● **WORK REQUEST**:
Output the records exactly, and drop each picture.

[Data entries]

= = =

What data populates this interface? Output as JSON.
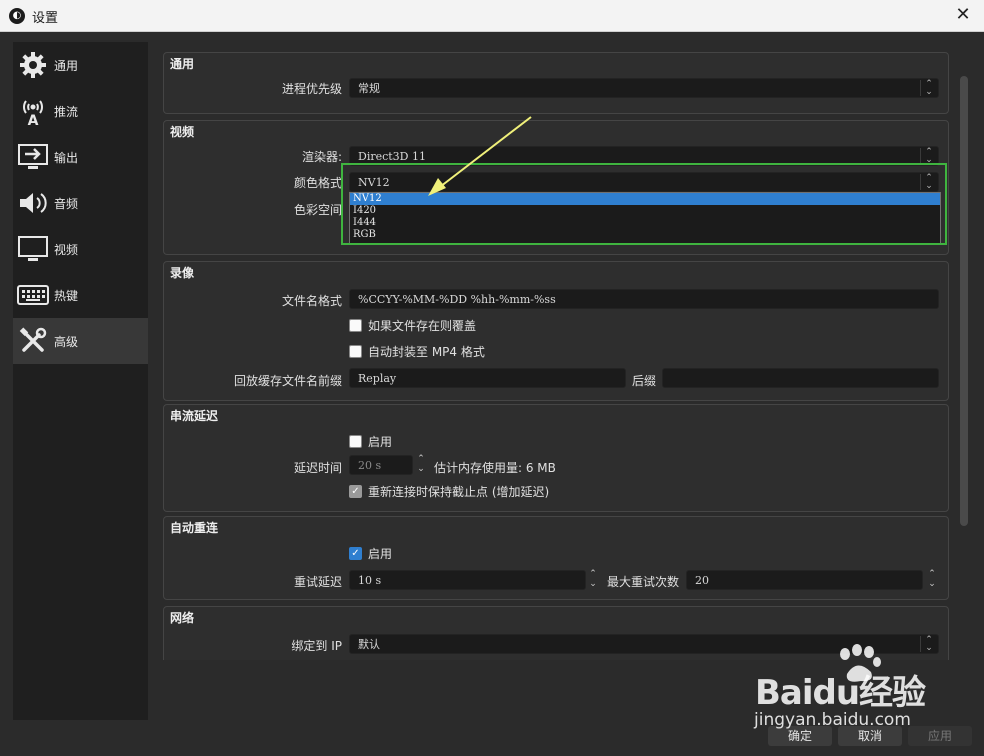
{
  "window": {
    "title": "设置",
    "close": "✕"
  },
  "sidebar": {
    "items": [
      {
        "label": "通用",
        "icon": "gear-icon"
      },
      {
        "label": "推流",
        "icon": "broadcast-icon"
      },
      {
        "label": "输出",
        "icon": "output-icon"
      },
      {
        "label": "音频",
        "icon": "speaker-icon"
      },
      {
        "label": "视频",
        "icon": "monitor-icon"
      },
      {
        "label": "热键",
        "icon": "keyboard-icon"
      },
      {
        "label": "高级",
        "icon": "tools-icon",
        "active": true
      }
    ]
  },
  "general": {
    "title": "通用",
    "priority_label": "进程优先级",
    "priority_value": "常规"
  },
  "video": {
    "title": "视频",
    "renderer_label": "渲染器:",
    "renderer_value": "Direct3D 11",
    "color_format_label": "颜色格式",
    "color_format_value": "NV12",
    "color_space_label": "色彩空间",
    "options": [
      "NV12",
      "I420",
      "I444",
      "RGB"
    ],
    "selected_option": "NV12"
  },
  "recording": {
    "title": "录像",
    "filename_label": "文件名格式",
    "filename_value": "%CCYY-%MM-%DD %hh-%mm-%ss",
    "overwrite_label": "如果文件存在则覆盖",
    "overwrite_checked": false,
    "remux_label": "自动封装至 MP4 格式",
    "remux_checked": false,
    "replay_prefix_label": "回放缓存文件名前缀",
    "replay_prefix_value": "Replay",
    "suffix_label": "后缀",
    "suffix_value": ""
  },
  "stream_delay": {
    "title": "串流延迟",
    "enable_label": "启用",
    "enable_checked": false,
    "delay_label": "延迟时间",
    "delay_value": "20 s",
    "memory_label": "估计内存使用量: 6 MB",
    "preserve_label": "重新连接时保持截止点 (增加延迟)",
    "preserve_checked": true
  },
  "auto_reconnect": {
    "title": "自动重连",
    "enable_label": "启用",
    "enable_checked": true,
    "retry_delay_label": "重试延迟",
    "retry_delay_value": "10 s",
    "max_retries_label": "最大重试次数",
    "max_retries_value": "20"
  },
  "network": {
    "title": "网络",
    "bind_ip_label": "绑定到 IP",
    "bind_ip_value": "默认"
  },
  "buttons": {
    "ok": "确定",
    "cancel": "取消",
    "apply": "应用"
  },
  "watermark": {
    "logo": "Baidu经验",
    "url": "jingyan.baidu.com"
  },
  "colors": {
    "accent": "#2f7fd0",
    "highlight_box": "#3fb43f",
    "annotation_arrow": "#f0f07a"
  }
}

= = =

● **RESULT OF THIS EXERCISE**:
What data populates this interface? Output as JSON.
{
  "window": {
    "title": "设置",
    "close": "✕"
  },
  "sidebar": {
    "items": [
      {
        "label": "通用",
        "icon": "gear-icon"
      },
      {
        "label": "推流",
        "icon": "broadcast-icon"
      },
      {
        "label": "输出",
        "icon": "output-icon"
      },
      {
        "label": "音频",
        "icon": "speaker-icon"
      },
      {
        "label": "视频",
        "icon": "monitor-icon"
      },
      {
        "label": "热键",
        "icon": "keyboard-icon"
      },
      {
        "label": "高级",
        "icon": "tools-icon",
        "active": true
      }
    ]
  },
  "general": {
    "title": "通用",
    "priority_label": "进程优先级",
    "priority_value": "常规"
  },
  "video": {
    "title": "视频",
    "renderer_label": "渲染器:",
    "renderer_value": "Direct3D 11",
    "color_format_label": "颜色格式",
    "color_format_value": "NV12",
    "color_space_label": "色彩空间",
    "options": [
      "NV12",
      "I420",
      "I444",
      "RGB"
    ],
    "selected_option": "NV12"
  },
  "recording": {
    "title": "录像",
    "filename_label": "文件名格式",
    "filename_value": "%CCYY-%MM-%DD %hh-%mm-%ss",
    "overwrite_label": "如果文件存在则覆盖",
    "overwrite_checked": false,
    "remux_label": "自动封装至 MP4 格式",
    "remux_checked": false,
    "replay_prefix_label": "回放缓存文件名前缀",
    "replay_prefix_value": "Replay",
    "suffix_label": "后缀",
    "suffix_value": ""
  },
  "stream_delay": {
    "title": "串流延迟",
    "enable_label": "启用",
    "enable_checked": false,
    "delay_label": "延迟时间",
    "delay_value": "20 s",
    "memory_label": "估计内存使用量: 6 MB",
    "preserve_label": "重新连接时保持截止点 (增加延迟)",
    "preserve_checked": true
  },
  "auto_reconnect": {
    "title": "自动重连",
    "enable_label": "启用",
    "enable_checked": true,
    "retry_delay_label": "重试延迟",
    "retry_delay_value": "10 s",
    "max_retries_label": "最大重试次数",
    "max_retries_value": "20"
  },
  "network": {
    "title": "网络",
    "bind_ip_label": "绑定到 IP",
    "bind_ip_value": "默认"
  },
  "buttons": {
    "ok": "确定",
    "cancel": "取消",
    "apply": "应用"
  },
  "watermark": {
    "logo": "Baidu经验",
    "url": "jingyan.baidu.com"
  },
  "colors": {
    "accent": "#2f7fd0",
    "highlight_box": "#3fb43f",
    "annotation_arrow": "#f0f07a"
  }
}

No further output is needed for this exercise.